2005 March-April - Political violence in semi-autonomous Zanzibar ahead of voter registration for October poll.
2005 October - Governing Chama Cha Mapinduzi wins Zanzibar elections. Opposition Civic United Front claims vote-rigging and announces an indefinite boycott of Zanzibar's parliament.
2005 December - Jakaya Kikwete, foreign minister and ruling Chama Cha Mapinduzi candidate, wins presidential elections.
2006 April - High Court outlaws traditional practice of entertaining candidates during elections.
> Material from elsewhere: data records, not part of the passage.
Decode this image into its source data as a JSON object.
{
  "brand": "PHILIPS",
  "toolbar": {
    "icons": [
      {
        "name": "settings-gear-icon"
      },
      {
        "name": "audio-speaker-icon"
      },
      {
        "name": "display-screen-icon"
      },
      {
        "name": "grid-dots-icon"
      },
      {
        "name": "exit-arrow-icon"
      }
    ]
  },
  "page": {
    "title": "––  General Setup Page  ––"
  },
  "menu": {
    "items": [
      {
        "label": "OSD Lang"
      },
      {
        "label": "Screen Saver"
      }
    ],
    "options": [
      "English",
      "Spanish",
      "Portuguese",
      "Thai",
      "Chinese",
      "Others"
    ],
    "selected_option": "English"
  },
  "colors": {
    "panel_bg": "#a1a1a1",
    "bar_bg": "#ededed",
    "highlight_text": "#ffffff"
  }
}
Critics of "Takrima" - the giving of tips - said it encouraged corruption.
2006 June - Visiting Chinese Prime Minister Wen Jiabao, on his seven-nation African tour to secure energy deals and strengthen economic ties, signs agreements to help Tanzania's health, transport and communications sectors.
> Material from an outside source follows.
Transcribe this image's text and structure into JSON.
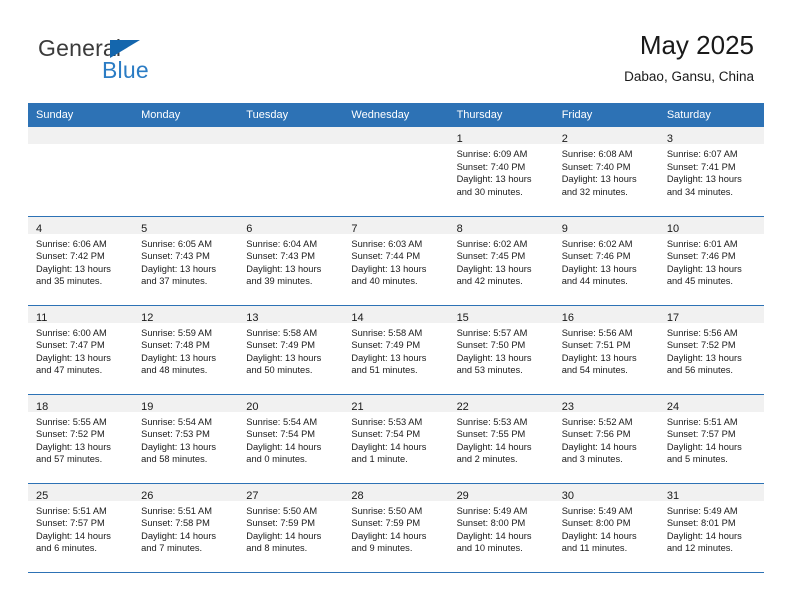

2006 August - The African Development Bank announces the cancellation of more than $640m of debt owed by Tanzania, saying it was impressed with Tanzania's economic record and the level of accountability of public finance.
2007 July - Former US president Bill Clinton launches a programme aimed at making subsidised malaria drugs available in a pilot scheme that could spread to the rest of Africa.
2008 January - Central Bank Governor Daudi Ballali is sacked after an international audit finds the bank made improper payments of more than $120m (£60m) to local companies.
2008 February - President Kikwete dissolves cabinet following corruption scandal which forced the prime minister and two ministers to resign.
2009 November - Main opposition party in Zanzibar, Civic United Forum, ends five-year boycott of the island's parliament ahead of upcoming elections.
2010 July - Tanzania joins its neighbours in forming a new East African Common Market, intended to integrate the region's economy.
2010 September - President Kikwete says construction of highway through Serengeti game reserve will go ahead, despite criticism from environmental experts.
2010 October - President Kikwete wins re-election.
2011 January - Two killed as police try disperse demonstrators demanding release of Chadema opposition party leader Freeman Mbowe, detained ahead of a rally against government corruption.
2011 July - British arms and aircraft firm BAE Systems admits setting up sham compensation arrangements worth £8m for the sale of an overly-complex air-traffic control system, and agrees to pay Tanzania £30m in compensation.
2012 March - The Statoil and Exxon Mobil oil exploration companies make major discovery of gas reserves off the coast of Tanzania.
2012 May - President Jakaya Kikwete sacks six ministers after the inspector of public finances notes the "rampant misuse of funds" in at least seven ministries. The ministers of finance, energy, tourism, trade, transport and health lose their jobs.
2012 August - Tanzania confirms 36 Iranian oil tankers have been using Tanzanian flags to evade US and EU economic sanctions on Iran's crude oil exports. The US warns Tanzania that it could face sanctions unless the flag operation stops.
2013 August - Pressure group Human Rights Watch reports that thousands of children work in small-scale Tanzanian gold mines, at great risk to their health.
2013 December - Four cabinet ministers are sacked over allegations of human rights abuses during a campaign against ivory poaching.
2015 April - Referendum on a new constitution is postponed after delays in registering voters.
2015 November - Works Minister John Magufuli of the governing Chama Cha Mapinduzi wins presidential election by large margin over former prime minister Edward Lomassa.
2016 April - Tanzania and Uganda agree to build East Africa's first major oil pipeline.
2017 February - Government bans several private health centres from providing HIV and AIDS-related services, accusing them of promoting homosexuality.
2017 March - One of Africa's most notorious poachers - Matthew Mariango - is given a 12-year prison sentence.
2017 April - Gunmen kill eight police officers in the eastern region of Kibiti, the latest in a string of killings targeting politicians and security officers.
2017 September - Opposition politician Tundu Lissu is shot and wounded.
The Mwanahalisi newspaper becomes the second paper to be banned in recent months. Rights groups says press freedom is under increasing threat.